We’ve all heard the stories: A climate investment that was unexpectedly reversed in a catastrophic fire, releasing CO2 back into the air. A developer who sold credits to protect a forest supposedly in danger of being logged when it was already protected. A well-intentioned project that never got off the ground. Unfortunately, these and other low-quality carbon credit purchases can result in a tangled mess of environmental, financial and reputational consequences.
"Every company wants to buy high-quality carbon credits. The problem is that there is a significant difference in the quality levels between credits and the opacity of the market makes it difficult to ascertain the quality of an individual credit that a buyer may purchase,” says Casey Leist, Senior Director of Carbon Finance at CarbonCure Technologies. “Given this, it's important that carbon credits are not treated as equal or fungible commodities."
Casey is part of the team behind our methodology for measuring, reporting and verifying the CO2 removed through our carbon mineralization technology and submitted it to Verra for approval. We know the characteristics of high-quality carbon removal credits and we’ve gleaned knowledge from working closely with leading companies that have had a wide range of experiences in the voluntary market. It’s from that experience that we’ve compiled the following list to protect the integrity of your climate commitments. While there’s no way to completely eliminate all risks, here are eight steps your company can take to help de-risk your carbon credit purchase.
1. Manage your internal risk. Be clear on your company’s climate goals, values and risk tolerance so you can align your purchases to match. Does your company want technology or nature-based solutions? What co-benefits are important? Are you willing to invest in riskier R&D projects or do you need the certainty of high-quality, permanent credits?
2. Look for verified or verifiable credits. Independent, third-party verification ensures a certain threshold quality of carbon credits. It includes auditing at the initial approval of a project to ensure the methodology for measuring the CO2 avoided or removed is scientifically sound and robust. It assesses for additionality, negative impacts, risk of reversal and leakage. Once validated, it provides verification with ongoing monitoring of emission reductions/removal.
3. Focus on higher-quality credits.
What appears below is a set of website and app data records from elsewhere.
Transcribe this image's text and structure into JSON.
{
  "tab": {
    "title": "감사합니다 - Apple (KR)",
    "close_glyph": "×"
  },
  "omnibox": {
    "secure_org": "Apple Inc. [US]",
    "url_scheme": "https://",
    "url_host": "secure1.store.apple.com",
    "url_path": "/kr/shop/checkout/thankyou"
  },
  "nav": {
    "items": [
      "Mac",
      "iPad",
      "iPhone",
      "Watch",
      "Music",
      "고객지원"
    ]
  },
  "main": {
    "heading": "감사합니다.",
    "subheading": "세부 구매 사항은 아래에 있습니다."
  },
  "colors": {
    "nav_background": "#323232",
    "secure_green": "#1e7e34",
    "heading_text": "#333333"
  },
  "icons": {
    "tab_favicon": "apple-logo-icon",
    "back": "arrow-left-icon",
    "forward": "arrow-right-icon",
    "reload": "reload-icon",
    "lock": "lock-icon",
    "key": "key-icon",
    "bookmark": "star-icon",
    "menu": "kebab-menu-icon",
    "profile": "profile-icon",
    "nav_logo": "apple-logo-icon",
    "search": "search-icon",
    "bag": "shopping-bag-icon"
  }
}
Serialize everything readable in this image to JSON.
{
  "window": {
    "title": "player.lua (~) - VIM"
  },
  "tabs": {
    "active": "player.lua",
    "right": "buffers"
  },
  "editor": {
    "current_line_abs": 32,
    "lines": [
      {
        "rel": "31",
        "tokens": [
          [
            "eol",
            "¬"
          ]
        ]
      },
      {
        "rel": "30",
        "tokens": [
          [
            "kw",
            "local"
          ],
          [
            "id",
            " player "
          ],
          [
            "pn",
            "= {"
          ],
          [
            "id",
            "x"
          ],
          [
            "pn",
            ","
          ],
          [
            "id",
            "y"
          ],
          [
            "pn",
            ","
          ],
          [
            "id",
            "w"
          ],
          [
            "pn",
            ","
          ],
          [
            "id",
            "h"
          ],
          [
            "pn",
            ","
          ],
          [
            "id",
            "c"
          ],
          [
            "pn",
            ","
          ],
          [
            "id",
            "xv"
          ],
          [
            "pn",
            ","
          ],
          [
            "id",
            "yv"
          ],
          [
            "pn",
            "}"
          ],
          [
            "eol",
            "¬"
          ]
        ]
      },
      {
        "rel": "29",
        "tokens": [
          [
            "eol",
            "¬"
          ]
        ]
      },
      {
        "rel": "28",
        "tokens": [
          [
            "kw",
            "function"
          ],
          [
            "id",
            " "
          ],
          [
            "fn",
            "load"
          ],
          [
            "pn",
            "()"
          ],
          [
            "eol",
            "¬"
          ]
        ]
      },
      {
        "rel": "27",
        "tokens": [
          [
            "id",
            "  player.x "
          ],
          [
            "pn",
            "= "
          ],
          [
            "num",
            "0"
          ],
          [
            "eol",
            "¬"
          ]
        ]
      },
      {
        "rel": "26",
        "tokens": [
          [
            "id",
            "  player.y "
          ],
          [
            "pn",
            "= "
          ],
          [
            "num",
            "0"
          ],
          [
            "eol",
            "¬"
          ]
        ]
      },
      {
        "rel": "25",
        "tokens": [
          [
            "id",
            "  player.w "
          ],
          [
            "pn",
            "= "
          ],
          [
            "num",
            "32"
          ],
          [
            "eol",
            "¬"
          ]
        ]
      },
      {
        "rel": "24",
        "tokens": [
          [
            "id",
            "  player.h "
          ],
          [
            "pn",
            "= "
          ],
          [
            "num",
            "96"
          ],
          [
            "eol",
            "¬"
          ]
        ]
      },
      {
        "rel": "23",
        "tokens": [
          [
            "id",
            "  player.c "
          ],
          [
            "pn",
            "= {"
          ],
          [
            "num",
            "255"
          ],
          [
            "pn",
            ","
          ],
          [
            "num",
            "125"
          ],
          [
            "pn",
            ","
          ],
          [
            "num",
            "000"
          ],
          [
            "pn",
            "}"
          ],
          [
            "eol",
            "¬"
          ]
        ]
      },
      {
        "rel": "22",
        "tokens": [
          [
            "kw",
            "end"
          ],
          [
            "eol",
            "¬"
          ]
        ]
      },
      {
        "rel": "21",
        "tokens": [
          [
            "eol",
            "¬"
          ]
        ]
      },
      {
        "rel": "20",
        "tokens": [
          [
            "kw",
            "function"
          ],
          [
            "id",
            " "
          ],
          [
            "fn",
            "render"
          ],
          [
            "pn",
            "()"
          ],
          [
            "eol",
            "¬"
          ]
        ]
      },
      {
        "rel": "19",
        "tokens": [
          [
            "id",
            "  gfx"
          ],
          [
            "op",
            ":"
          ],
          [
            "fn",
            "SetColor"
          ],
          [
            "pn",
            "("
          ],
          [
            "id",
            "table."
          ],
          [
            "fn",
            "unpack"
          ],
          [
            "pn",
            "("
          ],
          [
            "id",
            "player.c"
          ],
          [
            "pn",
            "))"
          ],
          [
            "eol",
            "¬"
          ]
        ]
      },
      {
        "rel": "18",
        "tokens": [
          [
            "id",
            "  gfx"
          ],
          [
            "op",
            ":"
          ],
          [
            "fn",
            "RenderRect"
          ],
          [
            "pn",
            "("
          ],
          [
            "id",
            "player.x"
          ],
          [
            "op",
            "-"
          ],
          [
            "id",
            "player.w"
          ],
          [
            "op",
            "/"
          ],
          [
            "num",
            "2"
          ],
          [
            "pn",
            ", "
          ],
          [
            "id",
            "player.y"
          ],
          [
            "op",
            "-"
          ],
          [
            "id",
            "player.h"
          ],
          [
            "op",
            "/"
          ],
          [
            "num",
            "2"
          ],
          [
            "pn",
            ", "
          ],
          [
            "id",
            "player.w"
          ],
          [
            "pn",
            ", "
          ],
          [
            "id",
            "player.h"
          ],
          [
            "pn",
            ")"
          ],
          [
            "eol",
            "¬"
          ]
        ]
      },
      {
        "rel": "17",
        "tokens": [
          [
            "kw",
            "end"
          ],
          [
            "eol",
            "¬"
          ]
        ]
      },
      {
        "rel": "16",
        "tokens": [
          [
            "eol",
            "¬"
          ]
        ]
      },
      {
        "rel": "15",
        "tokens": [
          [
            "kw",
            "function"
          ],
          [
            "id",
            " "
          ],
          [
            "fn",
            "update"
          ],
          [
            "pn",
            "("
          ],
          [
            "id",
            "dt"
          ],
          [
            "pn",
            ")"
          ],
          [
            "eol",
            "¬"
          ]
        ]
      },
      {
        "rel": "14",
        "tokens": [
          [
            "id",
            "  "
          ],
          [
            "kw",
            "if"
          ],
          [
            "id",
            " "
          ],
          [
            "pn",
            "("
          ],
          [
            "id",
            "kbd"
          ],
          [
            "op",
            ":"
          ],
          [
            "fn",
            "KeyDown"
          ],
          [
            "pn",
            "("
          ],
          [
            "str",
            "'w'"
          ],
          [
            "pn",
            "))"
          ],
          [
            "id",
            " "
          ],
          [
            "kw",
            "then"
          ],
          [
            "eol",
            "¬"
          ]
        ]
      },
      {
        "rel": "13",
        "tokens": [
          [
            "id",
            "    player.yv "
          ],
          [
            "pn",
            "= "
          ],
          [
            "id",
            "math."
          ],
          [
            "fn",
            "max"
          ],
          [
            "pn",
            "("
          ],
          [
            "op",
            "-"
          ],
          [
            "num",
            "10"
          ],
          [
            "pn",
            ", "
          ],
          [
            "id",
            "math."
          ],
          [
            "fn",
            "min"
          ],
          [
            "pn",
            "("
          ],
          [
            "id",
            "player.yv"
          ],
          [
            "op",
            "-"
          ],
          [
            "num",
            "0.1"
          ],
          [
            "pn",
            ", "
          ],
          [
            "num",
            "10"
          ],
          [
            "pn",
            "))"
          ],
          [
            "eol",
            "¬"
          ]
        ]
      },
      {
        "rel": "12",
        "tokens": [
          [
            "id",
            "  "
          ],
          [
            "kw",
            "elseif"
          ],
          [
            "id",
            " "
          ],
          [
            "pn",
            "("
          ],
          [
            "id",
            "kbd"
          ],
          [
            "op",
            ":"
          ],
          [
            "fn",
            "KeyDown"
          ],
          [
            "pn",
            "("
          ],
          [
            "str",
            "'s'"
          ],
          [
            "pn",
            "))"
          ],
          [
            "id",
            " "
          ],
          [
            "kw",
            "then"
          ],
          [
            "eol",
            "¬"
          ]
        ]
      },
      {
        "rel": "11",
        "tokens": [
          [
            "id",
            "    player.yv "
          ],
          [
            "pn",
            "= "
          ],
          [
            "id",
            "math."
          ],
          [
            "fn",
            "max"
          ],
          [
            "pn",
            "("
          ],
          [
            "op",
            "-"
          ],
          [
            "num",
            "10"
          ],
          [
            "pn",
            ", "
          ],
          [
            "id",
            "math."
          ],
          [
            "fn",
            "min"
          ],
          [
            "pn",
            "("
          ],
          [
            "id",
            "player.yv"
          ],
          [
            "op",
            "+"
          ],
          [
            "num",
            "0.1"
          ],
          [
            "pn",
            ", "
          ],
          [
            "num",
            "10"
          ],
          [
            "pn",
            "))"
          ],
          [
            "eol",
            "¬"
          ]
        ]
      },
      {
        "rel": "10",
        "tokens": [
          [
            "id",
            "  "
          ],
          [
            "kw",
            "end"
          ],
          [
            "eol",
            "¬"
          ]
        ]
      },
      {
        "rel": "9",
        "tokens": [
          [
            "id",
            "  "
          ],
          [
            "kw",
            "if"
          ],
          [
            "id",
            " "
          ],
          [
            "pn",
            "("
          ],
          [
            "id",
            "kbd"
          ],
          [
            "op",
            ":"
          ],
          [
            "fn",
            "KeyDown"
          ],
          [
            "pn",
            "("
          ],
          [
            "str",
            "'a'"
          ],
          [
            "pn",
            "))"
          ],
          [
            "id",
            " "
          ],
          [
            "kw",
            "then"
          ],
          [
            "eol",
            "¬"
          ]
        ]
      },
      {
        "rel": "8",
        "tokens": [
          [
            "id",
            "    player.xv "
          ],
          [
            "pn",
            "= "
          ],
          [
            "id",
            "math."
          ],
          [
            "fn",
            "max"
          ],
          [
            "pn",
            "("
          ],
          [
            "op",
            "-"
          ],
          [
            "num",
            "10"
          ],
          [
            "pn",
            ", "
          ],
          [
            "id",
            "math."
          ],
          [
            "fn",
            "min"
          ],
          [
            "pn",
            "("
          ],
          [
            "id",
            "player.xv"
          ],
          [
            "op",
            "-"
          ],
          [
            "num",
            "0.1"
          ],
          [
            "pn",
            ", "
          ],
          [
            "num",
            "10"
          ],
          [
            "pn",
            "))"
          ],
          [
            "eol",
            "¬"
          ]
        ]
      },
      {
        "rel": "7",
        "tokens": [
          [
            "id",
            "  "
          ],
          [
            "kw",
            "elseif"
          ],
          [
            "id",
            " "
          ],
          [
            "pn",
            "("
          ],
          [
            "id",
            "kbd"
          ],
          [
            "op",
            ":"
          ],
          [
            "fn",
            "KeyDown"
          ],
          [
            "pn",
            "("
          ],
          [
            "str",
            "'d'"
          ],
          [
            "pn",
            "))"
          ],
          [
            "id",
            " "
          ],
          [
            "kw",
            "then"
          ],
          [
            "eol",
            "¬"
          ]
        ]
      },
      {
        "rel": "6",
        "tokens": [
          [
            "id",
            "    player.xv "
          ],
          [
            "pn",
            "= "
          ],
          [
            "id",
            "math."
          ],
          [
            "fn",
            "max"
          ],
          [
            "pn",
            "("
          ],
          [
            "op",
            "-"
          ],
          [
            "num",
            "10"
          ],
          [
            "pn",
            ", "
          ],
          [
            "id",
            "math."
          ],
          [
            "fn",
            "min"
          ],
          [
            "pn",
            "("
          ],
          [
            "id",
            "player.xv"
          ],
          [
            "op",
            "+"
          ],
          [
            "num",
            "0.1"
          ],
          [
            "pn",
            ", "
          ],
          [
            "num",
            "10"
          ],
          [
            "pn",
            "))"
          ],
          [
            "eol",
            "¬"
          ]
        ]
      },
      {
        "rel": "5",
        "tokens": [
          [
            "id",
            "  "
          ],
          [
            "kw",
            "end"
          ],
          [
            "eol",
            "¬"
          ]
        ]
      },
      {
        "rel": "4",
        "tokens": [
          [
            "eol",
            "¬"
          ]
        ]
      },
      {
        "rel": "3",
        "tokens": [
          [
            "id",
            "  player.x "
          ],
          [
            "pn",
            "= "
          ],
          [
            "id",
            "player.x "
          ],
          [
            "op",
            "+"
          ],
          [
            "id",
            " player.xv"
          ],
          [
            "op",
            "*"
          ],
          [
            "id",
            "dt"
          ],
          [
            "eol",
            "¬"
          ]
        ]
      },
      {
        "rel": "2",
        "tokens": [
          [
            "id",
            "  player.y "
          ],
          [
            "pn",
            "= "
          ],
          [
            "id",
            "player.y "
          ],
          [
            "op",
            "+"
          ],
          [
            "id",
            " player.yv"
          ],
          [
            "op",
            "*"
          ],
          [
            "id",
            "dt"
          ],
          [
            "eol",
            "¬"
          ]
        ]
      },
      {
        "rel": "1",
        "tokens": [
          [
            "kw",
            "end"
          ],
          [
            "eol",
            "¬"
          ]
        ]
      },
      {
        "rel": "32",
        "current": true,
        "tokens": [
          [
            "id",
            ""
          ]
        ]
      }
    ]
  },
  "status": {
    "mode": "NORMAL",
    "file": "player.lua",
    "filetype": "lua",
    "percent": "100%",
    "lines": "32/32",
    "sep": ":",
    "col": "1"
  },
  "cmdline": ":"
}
If your company needs to reduce risk as much as possible, focus on these verifiable attributes to make the greatest impact:
- Additionality. Validated projects and certified credits will already be assessed for this criterion, demonstrating that offset revenues are key to a project’s financial viability. This may include demonstrating:
1) it is not required by law or regulations
2) the project’s technology is not in common practice
3) the project faces substantial barriers.
- Measurability/Verifiability. Look for projects that can precisely measure the amount of carbon reduced or removed, thus enabling the carbon reductions and removals to be verified. These are technology-based solutions that eliminate the risk of overestimating.
- Permanence. The longer the carbon removal is guaranteed against the risk of reversal, the higher the relative quality of the offset. Credits for projects that store carbon for hundreds of years (such as biochar) or thousands of years (such as carbon mineralization) have the lowest risk for their asset classes.
4. Research The Developer. How long have they been in business and selling carbon credits? Who are their customers and what are they saying? When and how do they deliver the carbon credits? If technology-based, is their technology in R&D or up and running? How do they measure and track carbon credits? Is their project vulnerable to regulatory or operational changes that could put their credit delivery at risk? Do they have a wide distribution of projects to provide a stable inventory of credits?
5. Take a portfolio approach. Avoid deals that are “too good to be true” and diversify. Buy a range of carbon credits from different projects and asset classes. Understand the asset class—its pros and cons—and buy the highest-quality/lowest-risk carbon credits you can afford for the asset class. If your company has a low risk tolerance, buy a higher proportion of verified, low-risk credits that are highly durable and precisely measured.
6. Create a buffer. You can create a buffer against the risks of non-delivery or reversal by purchasing more credits than you need, ideally from projects that don’t have a reversal risk. One option is to buffer your portfolio with technology-based carbon removal credits that are very durable, that have wide distribution and are in current production.
7. Keep an eye on the market. New technologies emerge, scientific standards evolve, regulations change. Certain types of credits become more attractive, while others decline in desirability for any number of reasons. If your company doesn’t have the time or expertise to watch market trends, you can research what other companies you trust are doing, or seek advice from trusted consultants, platforms or brokers.
8. Seek Clarity in Contracts. Buyers often contract directly with developers to purchase carbon credits. The contract will set out the quantity, price and time frame for delivery, roles and responsibilities, consequences if expectations aren’t met, how any identified risks are being addressed, and in what cases the developer is liable. You may want to stipulate having removal credits priced and tracked separately from credits for avoidance.
If you prefer, you can work with a broker or consultant with experience in negotiating these types of contracts.
De-risking your carbon credits is important to protect the environmental integrity of your company’s carbon removal/reduction commitments, your financial investment and your reputation. Considering the urgent need to keep global temperatures from rising beyond 1.5°C, it’s certainly worth the effort to find quality carbon credits from trustworthy sources.
For more details, download CarbonCure’s eBook on How to De-risk Your Carbon Credit Investment.